With Bitcoin hitting yet another record high over the weekend, as we predicted, financial watchdogs must prioritise crypto regulation.
Bitcoin, the largest cryptocurrency by market cap, reached an all-time high, exceeding $61,000 on the deVere Crypto exchange on Sunday for the first time.
As it stands, whether the crypto sceptics like it or not, we cannot get away from the fact that Bitcoin is becoming an ever more important part of the global financial system.
The number of Bitcoins in circulation are now worth $1 trillion, with prices having improved 890% over the past year. Indeed, the majority of financial institutions, including investment giants and payment firms, are now getting behind the world’s largest digital currency.

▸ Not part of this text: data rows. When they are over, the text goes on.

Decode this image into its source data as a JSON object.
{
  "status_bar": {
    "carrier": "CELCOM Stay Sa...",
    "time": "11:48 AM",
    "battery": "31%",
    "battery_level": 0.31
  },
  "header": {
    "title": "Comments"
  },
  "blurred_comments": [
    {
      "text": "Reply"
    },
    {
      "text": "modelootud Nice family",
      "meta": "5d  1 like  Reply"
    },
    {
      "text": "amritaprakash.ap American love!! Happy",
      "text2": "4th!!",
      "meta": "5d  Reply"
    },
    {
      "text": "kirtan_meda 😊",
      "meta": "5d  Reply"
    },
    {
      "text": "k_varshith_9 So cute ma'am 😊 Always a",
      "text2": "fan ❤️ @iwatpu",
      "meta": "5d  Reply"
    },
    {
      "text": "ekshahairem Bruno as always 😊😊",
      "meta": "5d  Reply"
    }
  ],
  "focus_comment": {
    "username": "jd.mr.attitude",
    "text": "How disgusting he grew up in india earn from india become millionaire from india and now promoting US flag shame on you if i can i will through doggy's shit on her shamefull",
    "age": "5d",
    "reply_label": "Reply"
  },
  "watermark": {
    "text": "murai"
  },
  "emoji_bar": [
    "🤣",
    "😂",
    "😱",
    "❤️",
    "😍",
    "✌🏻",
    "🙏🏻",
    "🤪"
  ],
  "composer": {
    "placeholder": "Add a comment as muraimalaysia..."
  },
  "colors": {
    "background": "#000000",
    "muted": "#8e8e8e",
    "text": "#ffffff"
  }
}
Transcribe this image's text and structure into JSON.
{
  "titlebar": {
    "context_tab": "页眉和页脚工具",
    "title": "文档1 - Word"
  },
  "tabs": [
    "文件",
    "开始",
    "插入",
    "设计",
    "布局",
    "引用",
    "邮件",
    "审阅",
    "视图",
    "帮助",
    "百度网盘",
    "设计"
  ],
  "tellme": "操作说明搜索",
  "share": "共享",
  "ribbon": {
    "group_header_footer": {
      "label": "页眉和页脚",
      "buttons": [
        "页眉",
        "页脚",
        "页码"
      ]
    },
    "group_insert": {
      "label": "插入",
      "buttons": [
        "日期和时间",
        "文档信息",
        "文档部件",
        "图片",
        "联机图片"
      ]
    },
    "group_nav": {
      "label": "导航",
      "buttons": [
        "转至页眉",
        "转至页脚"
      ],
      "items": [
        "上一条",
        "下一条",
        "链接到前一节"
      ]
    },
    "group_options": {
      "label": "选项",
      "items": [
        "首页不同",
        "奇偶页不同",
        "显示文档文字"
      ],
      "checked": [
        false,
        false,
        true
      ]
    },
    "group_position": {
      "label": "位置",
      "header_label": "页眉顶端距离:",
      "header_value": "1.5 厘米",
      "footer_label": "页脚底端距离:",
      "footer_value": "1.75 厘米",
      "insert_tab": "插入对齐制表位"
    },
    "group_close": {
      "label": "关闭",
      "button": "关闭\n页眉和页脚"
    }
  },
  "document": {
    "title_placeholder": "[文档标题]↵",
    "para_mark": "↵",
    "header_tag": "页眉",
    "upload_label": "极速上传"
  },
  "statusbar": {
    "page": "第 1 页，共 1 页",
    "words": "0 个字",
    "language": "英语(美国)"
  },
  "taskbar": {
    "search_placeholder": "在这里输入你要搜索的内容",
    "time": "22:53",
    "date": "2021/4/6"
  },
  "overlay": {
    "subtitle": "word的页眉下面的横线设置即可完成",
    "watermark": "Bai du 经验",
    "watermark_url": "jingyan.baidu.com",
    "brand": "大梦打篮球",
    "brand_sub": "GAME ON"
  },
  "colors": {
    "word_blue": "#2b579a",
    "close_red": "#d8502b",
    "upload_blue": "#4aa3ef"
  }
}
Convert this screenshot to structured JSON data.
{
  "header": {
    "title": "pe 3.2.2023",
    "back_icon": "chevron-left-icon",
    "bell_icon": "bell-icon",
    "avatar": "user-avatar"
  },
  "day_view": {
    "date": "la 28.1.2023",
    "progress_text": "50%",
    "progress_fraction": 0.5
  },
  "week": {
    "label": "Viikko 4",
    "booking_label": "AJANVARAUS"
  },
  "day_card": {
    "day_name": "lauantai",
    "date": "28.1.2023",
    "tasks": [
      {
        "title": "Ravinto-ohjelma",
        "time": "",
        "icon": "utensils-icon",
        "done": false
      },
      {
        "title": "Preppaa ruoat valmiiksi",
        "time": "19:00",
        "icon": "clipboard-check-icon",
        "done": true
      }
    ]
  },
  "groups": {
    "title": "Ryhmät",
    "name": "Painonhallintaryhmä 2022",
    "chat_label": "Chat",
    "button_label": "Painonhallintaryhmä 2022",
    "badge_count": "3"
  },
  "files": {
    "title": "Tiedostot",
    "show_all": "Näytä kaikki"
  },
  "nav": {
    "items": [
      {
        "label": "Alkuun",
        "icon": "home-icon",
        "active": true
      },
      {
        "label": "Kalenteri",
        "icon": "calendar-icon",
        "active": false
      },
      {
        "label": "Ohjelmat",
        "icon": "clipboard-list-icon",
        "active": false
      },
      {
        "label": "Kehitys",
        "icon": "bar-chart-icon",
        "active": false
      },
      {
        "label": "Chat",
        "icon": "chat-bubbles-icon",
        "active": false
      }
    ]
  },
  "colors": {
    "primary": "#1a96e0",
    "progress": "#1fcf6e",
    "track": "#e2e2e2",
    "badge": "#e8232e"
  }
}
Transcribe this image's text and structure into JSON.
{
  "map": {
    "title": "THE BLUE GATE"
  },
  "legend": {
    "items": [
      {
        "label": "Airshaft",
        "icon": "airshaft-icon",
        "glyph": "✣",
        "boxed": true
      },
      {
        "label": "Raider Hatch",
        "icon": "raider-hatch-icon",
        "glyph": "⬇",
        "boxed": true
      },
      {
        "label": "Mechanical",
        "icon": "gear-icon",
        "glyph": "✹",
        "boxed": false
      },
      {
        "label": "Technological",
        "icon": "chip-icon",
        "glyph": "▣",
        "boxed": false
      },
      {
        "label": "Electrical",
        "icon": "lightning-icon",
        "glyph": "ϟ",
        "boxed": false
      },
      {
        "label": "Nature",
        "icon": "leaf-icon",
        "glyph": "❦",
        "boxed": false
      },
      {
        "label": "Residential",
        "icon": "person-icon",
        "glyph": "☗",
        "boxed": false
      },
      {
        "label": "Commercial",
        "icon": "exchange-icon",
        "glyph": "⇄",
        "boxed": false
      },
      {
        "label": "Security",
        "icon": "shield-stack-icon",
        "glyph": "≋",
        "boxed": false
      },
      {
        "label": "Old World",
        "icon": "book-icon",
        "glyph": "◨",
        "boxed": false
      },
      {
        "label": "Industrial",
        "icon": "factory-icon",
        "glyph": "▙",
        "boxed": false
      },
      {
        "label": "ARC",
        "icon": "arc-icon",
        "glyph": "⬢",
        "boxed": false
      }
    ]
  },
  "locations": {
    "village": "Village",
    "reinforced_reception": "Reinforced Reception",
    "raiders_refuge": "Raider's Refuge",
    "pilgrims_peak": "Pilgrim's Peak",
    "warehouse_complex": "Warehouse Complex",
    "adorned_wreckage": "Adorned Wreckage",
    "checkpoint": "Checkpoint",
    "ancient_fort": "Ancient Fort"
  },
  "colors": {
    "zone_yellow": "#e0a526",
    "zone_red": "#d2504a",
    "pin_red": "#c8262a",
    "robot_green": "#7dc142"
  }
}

Interest from retail investors is also skyrocketing.
Over the coming years, the move towards cryptocurrencies will increase at an accelerated pace. As such, financial regulators must make regulations a key priority for the cryptocurrency sector.
As it grows in dominance, Bitcoin and other digital currencies need to be held to the same standards as the rest of the financial system with a strong, workable, global framework.
This will help to lessen any possible disruption to global financial stability, safeguard investors and provide an economic boost to countries that adopt and stick to it.
I’ve said this many times, but one of the best ways to address the regulatory issues is via the exchanges.
The majority of foreign exchange transactions go through banks or currency houses, which is what we need to see happening with cryptocurrencies.
Of course, when flows move through regulated exchanges, it will be far easier to deal with any potential wrongdoing, such as money laundering, and ensure tax is paid.
Therefore, in order for this to happen, banks will need to open accounts for exchanges, which is why they need to be regulated.
This is such an important time for Bitcoin, which is now worth more than the GDP of many countries.
For this reason, financial watchdogs must introduce regulations for cryptocurrencies sooner rather than later through the exchanges.